spark.streaming.backpressure.enabled=true

Does same streaming job working fine in past or this is a new deployment? How about doing JVM profiling of spark executors and see what exactly happening?

Re: Spark Streaming/HBase: Micro Batch times increase substantially without any change in processing volume

New Contributor

We are using Spark 1.4.1 - so no backpressure. This is a new deployment. I have not done a JVM profile of the executors. I'm not exactly sure how to do that.

Re: Spark Streaming/HBase: Micro Batch times increase substantially without any change in processing volume

Here is the detail for profiling.

From: http://spark.apache.org/docs/latest/monitoring.html

Several external tools can be used to help profile the performance of Spark jobs:

  • Cluster-wide monitoring tools, such as Ganglia, can provide insight into overall cluster utilization and resource bottlenecks. For instance, a Ganglia dashboard can quickly reveal whether a particular workload is disk bound, network bound, or CPU bound.
  • OS profiling tools such as dstat, iostat, and iotop can provide fine-grained profiling on individual nodes.
  • JVM utilities such as jstack for providing stack traces, jmap for creating heap-dumps, jstat for reporting time-series statistics and jconsolefor visually exploring various JVM properties are useful for those comfortable with JVM internals.

Re: Spark Streaming/HBase: Micro Batch times increase substantially without any change in processing volume

Super Guru

Have you checked the Spark History, Spark logs. I am guessing a memory leak.

What time is your StreamingContext? Every 2 minutes as well?

Also how big are the hbase tables? Are you grabbing the entire data?

This might be a job for NIFI.

Re: Spark Streaming/HBase: Micro Batch times increase substantially without any change in processing volume

New Contributor

I am not seeing any messages about the process being Out of Memory. I'm not sure what you mean by "time is your Streaming Context". The context is defined as below:

final JavaStreamingContext jsc = new JavaStreamingContext(conf, Durations.seconds(STREAM_DURATION_IN_SECS));

The Hbase tables are relatively big, but I'm not ingesting the whole table, but rather scanning a custom change data capture table for the latest entries and then getting the data out of the tables that were updated.

Re: Spark Streaming/HBase: Micro Batch times increase substantially without any change in processing volume

New Contributor

Adam,

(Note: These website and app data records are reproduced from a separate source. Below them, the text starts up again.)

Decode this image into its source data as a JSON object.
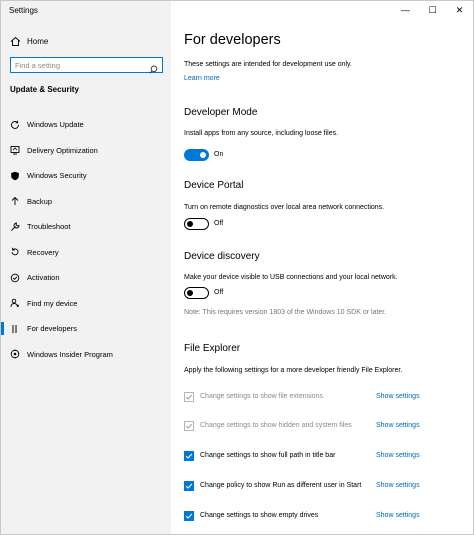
{
  "window": {
    "title": "Settings",
    "minimize_glyph": "—",
    "maximize_glyph": "☐",
    "close_glyph": "✕"
  },
  "sidebar": {
    "home_label": "Home",
    "search_placeholder": "Find a setting",
    "section_title": "Update & Security",
    "items": [
      {
        "label": "Windows Update",
        "icon": "refresh-icon"
      },
      {
        "label": "Delivery Optimization",
        "icon": "delivery-optimization-icon"
      },
      {
        "label": "Windows Security",
        "icon": "shield-icon"
      },
      {
        "label": "Backup",
        "icon": "backup-arrow-icon"
      },
      {
        "label": "Troubleshoot",
        "icon": "wrench-icon"
      },
      {
        "label": "Recovery",
        "icon": "recovery-icon"
      },
      {
        "label": "Activation",
        "icon": "check-circle-icon"
      },
      {
        "label": "Find my device",
        "icon": "person-pin-icon"
      },
      {
        "label": "For developers",
        "icon": "developer-tools-icon",
        "active": true
      },
      {
        "label": "Windows Insider Program",
        "icon": "insider-icon"
      }
    ]
  },
  "main": {
    "title": "For developers",
    "intro": "These settings are intended for development use only.",
    "learn_more": "Learn more",
    "developer_mode": {
      "heading": "Developer Mode",
      "description": "Install apps from any source, including loose files.",
      "state": "On"
    },
    "device_portal": {
      "heading": "Device Portal",
      "description": "Turn on remote diagnostics over local area network connections.",
      "state": "Off"
    },
    "device_discovery": {
      "heading": "Device discovery",
      "description": "Make your device visible to USB connections and your local network.",
      "state": "Off",
      "note": "Note: This requires version 1803 of the Windows 10 SDK or later."
    },
    "file_explorer": {
      "heading": "File Explorer",
      "description": "Apply the following settings for a more developer friendly File Explorer.",
      "show_settings_label": "Show settings",
      "options": [
        {
          "label": "Change settings to show file extensions",
          "checked": true,
          "disabled": true
        },
        {
          "label": "Change settings to show hidden and system files",
          "checked": true,
          "disabled": true
        },
        {
          "label": "Change settings to show full path in title bar",
          "checked": true,
          "disabled": false
        },
        {
          "label": "Change policy to show Run as different user in Start",
          "checked": true,
          "disabled": false
        },
        {
          "label": "Change settings to show empty drives",
          "checked": true,
          "disabled": false
        }
      ]
    }
  },
  "colors": {
    "accent": "#0078d7",
    "link": "#0067b8",
    "sidebar_bg": "#f2f2f2"
  }
}
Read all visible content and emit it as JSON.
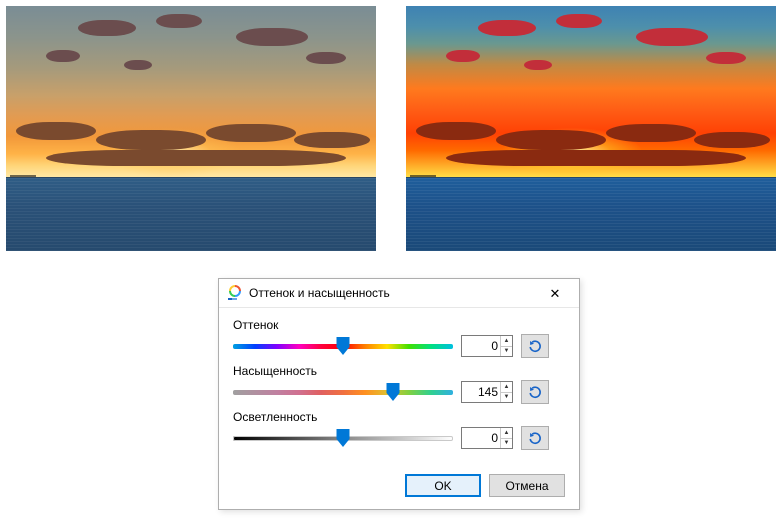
{
  "previews": {
    "left_label": "original-sunset-preview",
    "right_label": "saturated-sunset-preview"
  },
  "dialog": {
    "title": "Оттенок и насыщенность",
    "close_glyph": "✕",
    "rows": {
      "hue": {
        "label": "Оттенок",
        "value": "0",
        "min": -180,
        "max": 180,
        "thumb_percent": 50
      },
      "saturation": {
        "label": "Насыщенность",
        "value": "145",
        "min": 0,
        "max": 200,
        "thumb_percent": 72.5
      },
      "lightness": {
        "label": "Осветленность",
        "value": "0",
        "min": -100,
        "max": 100,
        "thumb_percent": 50
      }
    },
    "buttons": {
      "ok": "OK",
      "cancel": "Отмена"
    },
    "icons": {
      "reset_arrow": "↺",
      "step_up": "▲",
      "step_down": "▼"
    }
  }
}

A memory leak doesn't always show a OOME (out of memory) error. What could be happening is that you are having a lot of GC pauses which causes application performance issues. I would suggest a quick peak at how the GC is behaving. Here is what you should do.

  1. Find the PID: ps -eaf | grep java (or spark). Get the linux id of the Spark process.
  2. Monitor heap: jstat -gcutil <pid> 2s - will output GC stats every 2 seconds
    1. If jstat says it can't find the process id, then the process was likely started by another user than the one you are running jstat with. So you will need to sudo -s jstat -gcutil <pid> 2s
    2. You may want to pipe it to a file so you can view over time
      1. nohup jstat -gcutil <pid> 10s > gc.log &
        1. don't need 2s when piping to file
  • Review output: Look at the "O" column (old gen which is where long lived objects take up residency), the "FCG" column (number of full GC pauses; stop the world), and "FGCT" (the amount of time the JVM is paused during FGC's)
    1. What you are looking for is the "O" column rising towards 75-100. Once it gets that high, you will see a FCG increase by one and FCGT will increase by the time it took to clean up object (pause the world).
    2. If you see long pauses (>5 seconds) and the "O" column is cleaned up as mentioned above, then GC tuning is required.
    3. If you see back to back FGC's (keeps trying to clean up and the "O" doesn't decrease much).
    1. These are signs of a memory leak.
  • If you have a memory leak, that is another dissertation/contact me and I will help you solve it.
  • I hope this is useful.

    Eric